The reasoning was simple and very easy to understand. Spo wanted to put Haslem on a hobbled Al Jefferson and use James Jones to sink 3’s from all around the arc. We could guess that since the Bobcats are not known for being particularly great shooters and make the most of their abilities on the defensive end, the Heat would be able to hide Jones on defense, which is not his strongest area. Battier then became the odd man out. Since the Heat were going to use Haslem and Jones and extend their rotation, there would be no room for Battier.
But round one is over. The opponent has changed and with it the offensive and defensive styles have changed as well. The Nets do not feature a big man who can consistently kill them in the painted area, with All-Star Brook Lopez sidelined with foot injuries. This alone means that there wouldn’t be as much use for Haslem, who was starting games in the first round. The Nets do however feature a strong wing core that includes Paul Pierce, Joe Johnson and Deron Williams. Haslem would not be as effective if he were forced to cover Pierce who, in his advanced age, is still able to be mobile with the ball and sink shots from the perimeter. Haslem had completely dropped out of the rotation, replaced by Shane Battier who had gone from taking DNP’s in the first round to starting in the second.
This defensive switch is understandable, an excellent adjustment by Coach Spo. As well as the tough defense Battier brings he also has the ability to knock down many shots from behind the arc. Only one problem … the shots aren’t falling.
If we’re being honest, besides chucking 3’s and seting screens, there’s not much else Battier can do on the offensive end. If the shots aren’t falling then the Heat are essentially playing 4-on-5 on the offensive end, putting them at a scoring disadvantage against a team who already loves to slow the game down and clog the paint. The fact of the matter is that in this series, Chris Bosh, Norris Cole and Mario Chalmers aren’t hitting their 3’s so it’s not all Battier’s fault, though he does play a factor. The Nets on the other hand are hitting a lot of them, a red hot 15 for 25 in the 14-point Game 3 loss the Heat suffered Saturday.
The solution? JAMES JONES. And no, this is not one of those "break in case of emergency" moments, with Spo fearfully shaking with tiny red mallet in hand. Jones is a flat out shot taker and a darn good shot maker.

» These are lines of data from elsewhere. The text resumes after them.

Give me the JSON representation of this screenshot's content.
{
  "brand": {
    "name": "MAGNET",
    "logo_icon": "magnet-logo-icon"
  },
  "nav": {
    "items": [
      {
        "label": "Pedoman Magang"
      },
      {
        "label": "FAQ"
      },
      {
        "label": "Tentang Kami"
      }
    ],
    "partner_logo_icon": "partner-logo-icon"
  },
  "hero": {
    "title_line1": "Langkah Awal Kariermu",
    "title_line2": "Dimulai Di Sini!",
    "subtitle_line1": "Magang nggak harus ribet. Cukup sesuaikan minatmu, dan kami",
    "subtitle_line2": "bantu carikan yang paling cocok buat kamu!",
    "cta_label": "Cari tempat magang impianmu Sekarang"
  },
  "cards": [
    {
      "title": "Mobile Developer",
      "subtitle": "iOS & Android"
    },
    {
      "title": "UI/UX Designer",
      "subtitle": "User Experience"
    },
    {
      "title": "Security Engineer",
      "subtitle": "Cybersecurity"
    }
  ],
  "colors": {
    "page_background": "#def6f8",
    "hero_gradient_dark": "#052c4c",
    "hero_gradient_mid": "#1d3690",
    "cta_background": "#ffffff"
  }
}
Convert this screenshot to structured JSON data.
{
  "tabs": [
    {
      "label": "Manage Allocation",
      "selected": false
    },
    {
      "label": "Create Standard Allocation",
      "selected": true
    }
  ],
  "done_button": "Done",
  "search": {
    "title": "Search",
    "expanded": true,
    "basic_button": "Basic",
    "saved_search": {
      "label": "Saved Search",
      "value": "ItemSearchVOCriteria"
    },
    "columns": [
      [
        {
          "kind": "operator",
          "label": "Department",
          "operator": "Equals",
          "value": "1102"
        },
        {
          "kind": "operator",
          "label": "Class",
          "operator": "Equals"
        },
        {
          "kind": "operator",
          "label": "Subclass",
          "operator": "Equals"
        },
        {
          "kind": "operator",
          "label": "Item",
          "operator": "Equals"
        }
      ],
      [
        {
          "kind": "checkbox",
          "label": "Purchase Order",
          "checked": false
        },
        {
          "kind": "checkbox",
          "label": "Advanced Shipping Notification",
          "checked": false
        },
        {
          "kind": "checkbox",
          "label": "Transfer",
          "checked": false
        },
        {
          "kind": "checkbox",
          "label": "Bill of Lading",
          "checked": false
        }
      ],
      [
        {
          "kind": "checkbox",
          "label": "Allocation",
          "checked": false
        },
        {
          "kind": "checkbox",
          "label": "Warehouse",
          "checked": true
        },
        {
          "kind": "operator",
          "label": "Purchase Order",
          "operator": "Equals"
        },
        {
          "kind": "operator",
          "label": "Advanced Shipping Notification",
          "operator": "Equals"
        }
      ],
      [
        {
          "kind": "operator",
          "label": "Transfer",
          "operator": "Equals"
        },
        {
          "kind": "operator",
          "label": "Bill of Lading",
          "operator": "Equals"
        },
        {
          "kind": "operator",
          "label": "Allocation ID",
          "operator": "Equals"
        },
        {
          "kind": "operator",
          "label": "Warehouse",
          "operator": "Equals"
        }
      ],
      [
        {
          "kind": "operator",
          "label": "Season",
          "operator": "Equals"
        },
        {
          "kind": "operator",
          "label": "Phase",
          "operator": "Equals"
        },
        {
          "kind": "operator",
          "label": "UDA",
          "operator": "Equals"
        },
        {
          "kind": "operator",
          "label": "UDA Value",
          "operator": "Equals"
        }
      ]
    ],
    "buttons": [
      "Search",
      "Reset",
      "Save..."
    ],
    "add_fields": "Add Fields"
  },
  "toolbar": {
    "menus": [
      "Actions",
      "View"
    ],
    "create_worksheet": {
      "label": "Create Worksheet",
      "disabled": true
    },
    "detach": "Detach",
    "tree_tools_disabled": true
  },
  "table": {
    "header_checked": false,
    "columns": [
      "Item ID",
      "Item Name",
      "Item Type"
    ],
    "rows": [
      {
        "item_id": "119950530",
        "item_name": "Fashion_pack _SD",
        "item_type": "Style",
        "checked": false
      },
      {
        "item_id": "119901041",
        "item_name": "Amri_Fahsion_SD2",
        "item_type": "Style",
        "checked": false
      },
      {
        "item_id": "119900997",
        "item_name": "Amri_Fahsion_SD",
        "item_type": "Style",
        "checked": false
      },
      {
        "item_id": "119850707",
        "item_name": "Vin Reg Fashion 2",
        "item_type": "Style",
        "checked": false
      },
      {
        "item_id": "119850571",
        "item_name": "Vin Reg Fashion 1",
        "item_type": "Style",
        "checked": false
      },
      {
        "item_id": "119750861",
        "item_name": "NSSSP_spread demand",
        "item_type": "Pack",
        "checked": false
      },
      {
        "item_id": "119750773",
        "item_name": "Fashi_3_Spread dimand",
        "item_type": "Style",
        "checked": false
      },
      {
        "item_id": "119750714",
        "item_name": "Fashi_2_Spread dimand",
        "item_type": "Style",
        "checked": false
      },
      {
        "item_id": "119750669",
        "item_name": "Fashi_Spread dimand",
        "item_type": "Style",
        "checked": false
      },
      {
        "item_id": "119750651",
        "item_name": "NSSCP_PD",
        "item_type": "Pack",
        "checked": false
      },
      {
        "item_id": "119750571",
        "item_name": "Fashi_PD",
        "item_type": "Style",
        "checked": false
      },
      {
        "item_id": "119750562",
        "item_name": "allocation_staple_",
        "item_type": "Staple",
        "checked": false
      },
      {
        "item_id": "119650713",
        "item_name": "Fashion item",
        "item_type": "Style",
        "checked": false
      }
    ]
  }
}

Even LeBron James agrees that Jones must play more minutes as he vouched for him in an interview taken after shootaround.
Of the 16 3’s he took in the first round, he hit seven of them. Jones also saw his first action of the second round last night albeit in garbage time when the Heat had no real chance at a comeback. He went on to hit all three of his 3’s, just another ho-hum night for the gunslinger. In the Heat's offense, which is mostly predicated on LeBron driving and finding the open man it is imperative that the shooter find the bottom of the net. For Jones to be hitting just about 1 of every 2 shots he takes in this postseason there should be no reason why he should be riding the bench.
Spoelstra is going to have to make a tough decision: either stick with Battier for his defensive prowess and hope that he heats up from behind the arc, or go to Jones, a proven scorer but a bit of a liability on the defensive end.
This is not to say that all of the problems will be solved if Jones were to be added into the fold, but I think it would greatly increase the amount of open threes the Heat would be able to net in Game 4 after an anemic showing in their first playoff game in Brooklyn.